Dataset excerpts
___

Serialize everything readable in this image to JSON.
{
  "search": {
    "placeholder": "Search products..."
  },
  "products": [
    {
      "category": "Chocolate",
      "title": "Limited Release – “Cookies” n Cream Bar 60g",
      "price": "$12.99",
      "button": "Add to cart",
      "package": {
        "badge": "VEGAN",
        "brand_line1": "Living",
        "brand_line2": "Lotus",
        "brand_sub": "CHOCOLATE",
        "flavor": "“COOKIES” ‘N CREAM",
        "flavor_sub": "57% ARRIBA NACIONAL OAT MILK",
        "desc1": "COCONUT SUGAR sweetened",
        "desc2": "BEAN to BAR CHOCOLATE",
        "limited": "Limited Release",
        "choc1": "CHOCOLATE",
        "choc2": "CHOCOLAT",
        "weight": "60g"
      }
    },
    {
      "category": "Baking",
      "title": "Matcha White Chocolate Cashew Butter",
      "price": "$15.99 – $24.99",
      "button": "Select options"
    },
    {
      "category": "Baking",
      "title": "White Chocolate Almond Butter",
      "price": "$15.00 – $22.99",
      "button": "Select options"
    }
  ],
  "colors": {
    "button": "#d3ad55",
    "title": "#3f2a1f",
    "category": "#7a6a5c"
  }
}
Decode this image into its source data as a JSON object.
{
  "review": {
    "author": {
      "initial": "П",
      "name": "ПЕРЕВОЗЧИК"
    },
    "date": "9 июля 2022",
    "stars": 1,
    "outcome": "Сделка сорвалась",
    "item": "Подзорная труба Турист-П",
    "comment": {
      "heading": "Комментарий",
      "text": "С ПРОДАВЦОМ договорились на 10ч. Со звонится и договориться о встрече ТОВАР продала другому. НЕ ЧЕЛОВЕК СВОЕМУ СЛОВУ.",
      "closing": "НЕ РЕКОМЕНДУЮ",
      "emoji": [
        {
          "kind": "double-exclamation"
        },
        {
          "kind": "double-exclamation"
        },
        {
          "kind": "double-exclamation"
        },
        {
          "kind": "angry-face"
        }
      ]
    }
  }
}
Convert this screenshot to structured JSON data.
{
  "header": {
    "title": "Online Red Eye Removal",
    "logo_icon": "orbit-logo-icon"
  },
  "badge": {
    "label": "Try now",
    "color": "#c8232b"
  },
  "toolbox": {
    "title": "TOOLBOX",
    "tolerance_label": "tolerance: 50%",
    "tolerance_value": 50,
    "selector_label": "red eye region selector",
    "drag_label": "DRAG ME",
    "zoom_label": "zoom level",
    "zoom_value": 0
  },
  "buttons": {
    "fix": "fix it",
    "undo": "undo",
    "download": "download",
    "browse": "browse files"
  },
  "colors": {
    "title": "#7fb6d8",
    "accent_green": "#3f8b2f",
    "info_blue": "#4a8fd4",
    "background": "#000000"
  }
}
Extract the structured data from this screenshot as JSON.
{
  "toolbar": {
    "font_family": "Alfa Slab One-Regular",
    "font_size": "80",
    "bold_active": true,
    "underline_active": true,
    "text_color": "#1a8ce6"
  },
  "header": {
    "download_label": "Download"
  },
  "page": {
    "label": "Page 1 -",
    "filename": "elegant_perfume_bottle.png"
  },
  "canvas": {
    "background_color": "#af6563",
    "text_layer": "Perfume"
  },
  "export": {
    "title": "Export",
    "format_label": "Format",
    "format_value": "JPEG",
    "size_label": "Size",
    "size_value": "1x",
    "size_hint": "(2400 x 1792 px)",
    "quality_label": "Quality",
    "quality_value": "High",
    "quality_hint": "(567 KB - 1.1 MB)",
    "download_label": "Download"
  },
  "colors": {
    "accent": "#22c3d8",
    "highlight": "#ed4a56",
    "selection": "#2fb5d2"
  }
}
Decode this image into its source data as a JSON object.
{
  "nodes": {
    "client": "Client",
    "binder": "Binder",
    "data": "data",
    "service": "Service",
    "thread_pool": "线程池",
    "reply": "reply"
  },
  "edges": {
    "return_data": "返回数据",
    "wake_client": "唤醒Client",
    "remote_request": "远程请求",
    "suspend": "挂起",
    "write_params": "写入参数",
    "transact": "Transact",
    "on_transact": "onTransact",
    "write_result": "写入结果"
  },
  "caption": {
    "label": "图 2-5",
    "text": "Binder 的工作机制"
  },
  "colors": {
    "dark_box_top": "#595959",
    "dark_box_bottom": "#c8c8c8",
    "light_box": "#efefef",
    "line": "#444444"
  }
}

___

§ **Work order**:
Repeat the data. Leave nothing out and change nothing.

§ **Solution to the exercise**:
Serialize everything readable in this image to JSON.
{
  "search": {
    "placeholder": "Search products..."
  },
  "products": [
    {
      "category": "Chocolate",
      "title": "Limited Release – “Cookies” n Cream Bar 60g",
      "price": "$12.99",
      "button": "Add to cart",
      "package": {
        "badge": "VEGAN",
        "brand_line1": "Living",
        "brand_line2": "Lotus",
        "brand_sub": "CHOCOLATE",
        "flavor": "“COOKIES” ‘N CREAM",
        "flavor_sub": "57% ARRIBA NACIONAL OAT MILK",
        "desc1": "COCONUT SUGAR sweetened",
        "desc2": "BEAN to BAR CHOCOLATE",
        "limited": "Limited Release",
        "choc1": "CHOCOLATE",
        "choc2": "CHOCOLAT",
        "weight": "60g"
      }
    },
    {
      "category": "Baking",
      "title": "Matcha White Chocolate Cashew Butter",
      "price": "$15.99 – $24.99",
      "button": "Select options"
    },
    {
      "category": "Baking",
      "title": "White Chocolate Almond Butter",
      "price": "$15.00 – $22.99",
      "button": "Select options"
    }
  ],
  "colors": {
    "button": "#d3ad55",
    "title": "#3f2a1f",
    "category": "#7a6a5c"
  }
}
Decode this image into its source data as a JSON object.
{
  "review": {
    "author": {
      "initial": "П",
      "name": "ПЕРЕВОЗЧИК"
    },
    "date": "9 июля 2022",
    "stars": 1,
    "outcome": "Сделка сорвалась",
    "item": "Подзорная труба Турист-П",
    "comment": {
      "heading": "Комментарий",
      "text": "С ПРОДАВЦОМ договорились на 10ч. Со звонится и договориться о встрече ТОВАР продала другому. НЕ ЧЕЛОВЕК СВОЕМУ СЛОВУ.",
      "closing": "НЕ РЕКОМЕНДУЮ",
      "emoji": [
        {
          "kind": "double-exclamation"
        },
        {
          "kind": "double-exclamation"
        },
        {
          "kind": "double-exclamation"
        },
        {
          "kind": "angry-face"
        }
      ]
    }
  }
}
Convert this screenshot to structured JSON data.
{
  "header": {
    "title": "Online Red Eye Removal",
    "logo_icon": "orbit-logo-icon"
  },
  "badge": {
    "label": "Try now",
    "color": "#c8232b"
  },
  "toolbox": {
    "title": "TOOLBOX",
    "tolerance_label": "tolerance: 50%",
    "tolerance_value": 50,
    "selector_label": "red eye region selector",
    "drag_label": "DRAG ME",
    "zoom_label": "zoom level",
    "zoom_value": 0
  },
  "buttons": {
    "fix": "fix it",
    "undo": "undo",
    "download": "download",
    "browse": "browse files"
  },
  "colors": {
    "title": "#7fb6d8",
    "accent_green": "#3f8b2f",
    "info_blue": "#4a8fd4",
    "background": "#000000"
  }
}
Extract the structured data from this screenshot as JSON.
{
  "toolbar": {
    "font_family": "Alfa Slab One-Regular",
    "font_size": "80",
    "bold_active": true,
    "underline_active": true,
    "text_color": "#1a8ce6"
  },
  "header": {
    "download_label": "Download"
  },
  "page": {
    "label": "Page 1 -",
    "filename": "elegant_perfume_bottle.png"
  },
  "canvas": {
    "background_color": "#af6563",
    "text_layer": "Perfume"
  },
  "export": {
    "title": "Export",
    "format_label": "Format",
    "format_value": "JPEG",
    "size_label": "Size",
    "size_value": "1x",
    "size_hint": "(2400 x 1792 px)",
    "quality_label": "Quality",
    "quality_value": "High",
    "quality_hint": "(567 KB - 1.1 MB)",
    "download_label": "Download"
  },
  "colors": {
    "accent": "#22c3d8",
    "highlight": "#ed4a56",
    "selection": "#2fb5d2"
  }
}
Decode this image into its source data as a JSON object.
{
  "nodes": {
    "client": "Client",
    "binder": "Binder",
    "data": "data",
    "service": "Service",
    "thread_pool": "线程池",
    "reply": "reply"
  },
  "edges": {
    "return_data": "返回数据",
    "wake_client": "唤醒Client",
    "remote_request": "远程请求",
    "suspend": "挂起",
    "write_params": "写入参数",
    "transact": "Transact",
    "on_transact": "onTransact",
    "write_result": "写入结果"
  },
  "caption": {
    "label": "图 2-5",
    "text": "Binder 的工作机制"
  },
  "colors": {
    "dark_box_top": "#595959",
    "dark_box_bottom": "#c8c8c8",
    "light_box": "#efefef",
    "line": "#444444"
  }
}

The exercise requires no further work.